Mayor Giuliani Defends New York City’s Housing Plan for HIV-Positive Homeless People

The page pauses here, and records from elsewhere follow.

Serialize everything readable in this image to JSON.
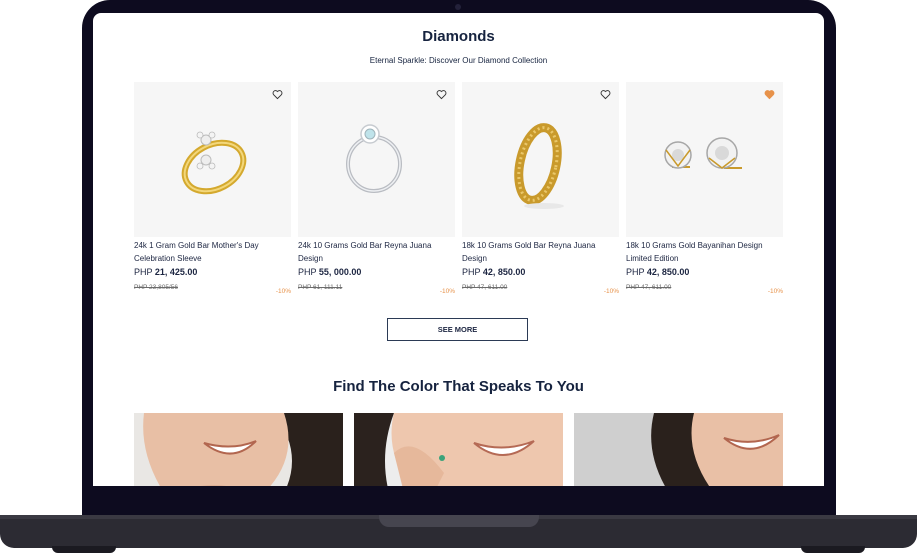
{
  "section": {
    "title": "Diamonds",
    "subtitle": "Eternal Sparkle: Discover Our Diamond Collection"
  },
  "products": [
    {
      "name": "24k 1 Gram Gold Bar Mother's Day Celebration Sleeve",
      "currency": "PHP",
      "price": "21, 425.00",
      "old_price": "PHP 23,805/56",
      "discount": "-10%",
      "favorited": false
    },
    {
      "name": "24k 10 Grams Gold Bar Reyna Juana Design",
      "currency": "PHP",
      "price": "55, 000.00",
      "old_price": "PHP 61, 111.11",
      "discount": "-10%",
      "favorited": false
    },
    {
      "name": "18k 10 Grams Gold Bar Reyna Juana Design",
      "currency": "PHP",
      "price": "42, 850.00",
      "old_price": "PHP 47, 611.00",
      "discount": "-10%",
      "favorited": false
    },
    {
      "name": "18k 10 Grams Gold Bayanihan Design Limited Edition",
      "currency": "PHP",
      "price": "42, 850.00",
      "old_price": "PHP 47, 611.00",
      "discount": "-10%",
      "favorited": true
    }
  ],
  "see_more_label": "SEE MORE",
  "color_section": {
    "title": "Find The Color That Speaks To You"
  },
  "colors": {
    "navy": "#16233f",
    "discount": "#e7924a",
    "heart_active": "#e7924a",
    "card_bg": "#f6f6f6"
  }
}
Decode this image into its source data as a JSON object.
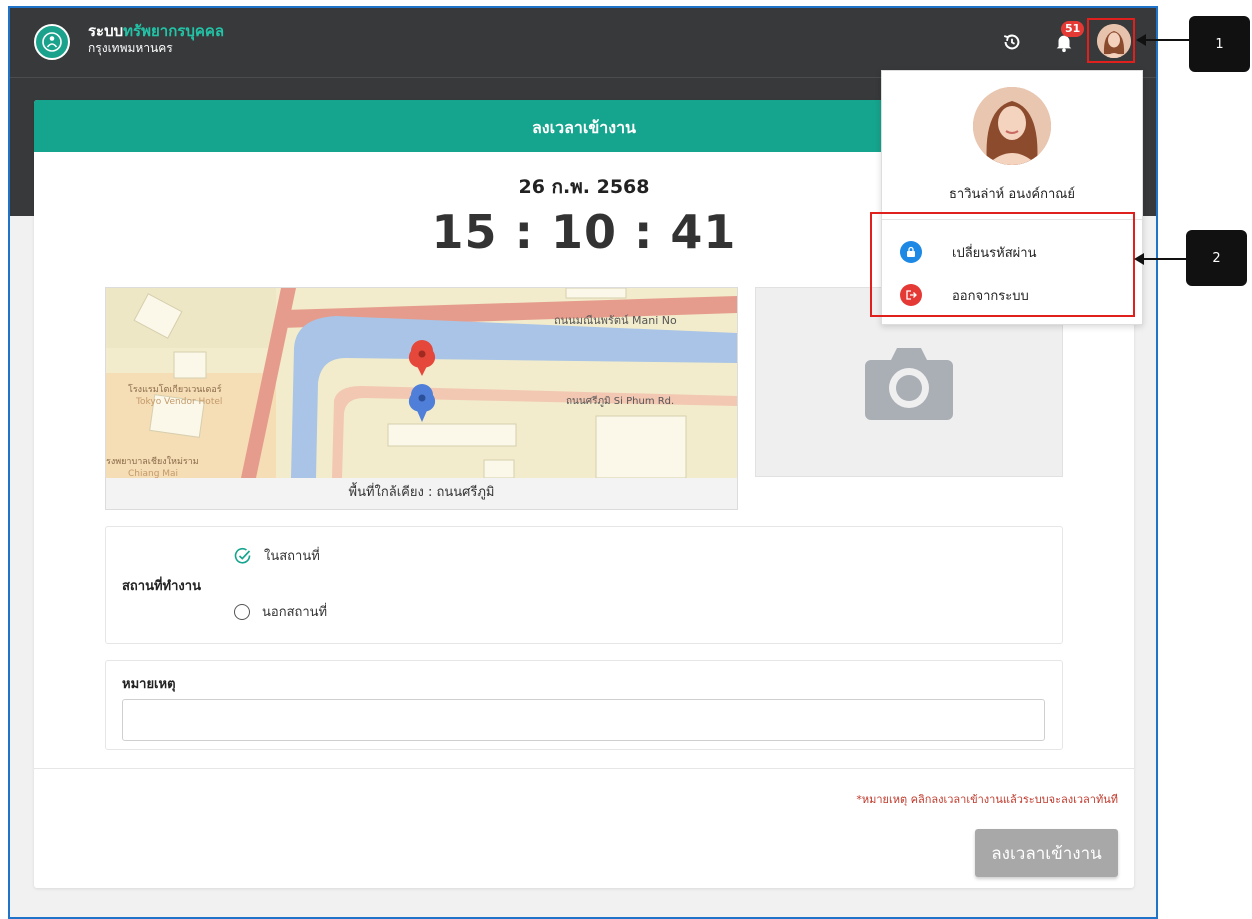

In response to a New York Daily News report yesterday, Mayor Rudolph Giuliani (R) "insisted" that the city saves money by occasionally housing HIV-positive homeless people at luxury hotels, the Daily News reports (Ingrassia, New York Daily News, 4/12). The paper reported yesterday that last weekend, the city's Human Resources Administration paid as much as $329 per night to put up homeless people with AIDS in four-star hotels, such as the Sofitel New York, "where guests can enjoy marble tubs and stunning views of the city." The city's Division of AIDS Services and Income Support, an arm of the HRA, is required by a 1999 court order to find housing for HIV-positive homeless people on the day they request it (Ingrassia, New York Daily News, 4/11). Giuliani said that the agency occasionally has to turn to luxury hotels when cheaper housing is not available. "It's hard to explain to people, but the city has no other choice. There are times when you just can't find a place for someone to go. ... You have to find a place and you have to do it at the last minute," he said (Bergen Record, 4/12). Giuliani added that the agency's approach actually saves money, saying, "Occasionally, what will happen is you've got to pay a lot for a room, but if you went ahead and got all that permanent housing, you pay even more." But housing advocates called the mayor's statement "callous" and "shortsighted" and said the agency's approach "denies homeless people with AIDS a stable place to live." City Controller Alan Hevesi said, "Placing homeless persons with AIDS into luxury hotels is bad for them because it's so temporary and so disorienting." A Manhattan Supreme Court justice has ordered the HRA to establish a plan to house 500 families by April 23 "or face contempt charges." (New York Daily News, 4/12).This is part of the KHN Morning Briefing, a summary of health policy coverage from major news organizations. Sign up for an email subscription.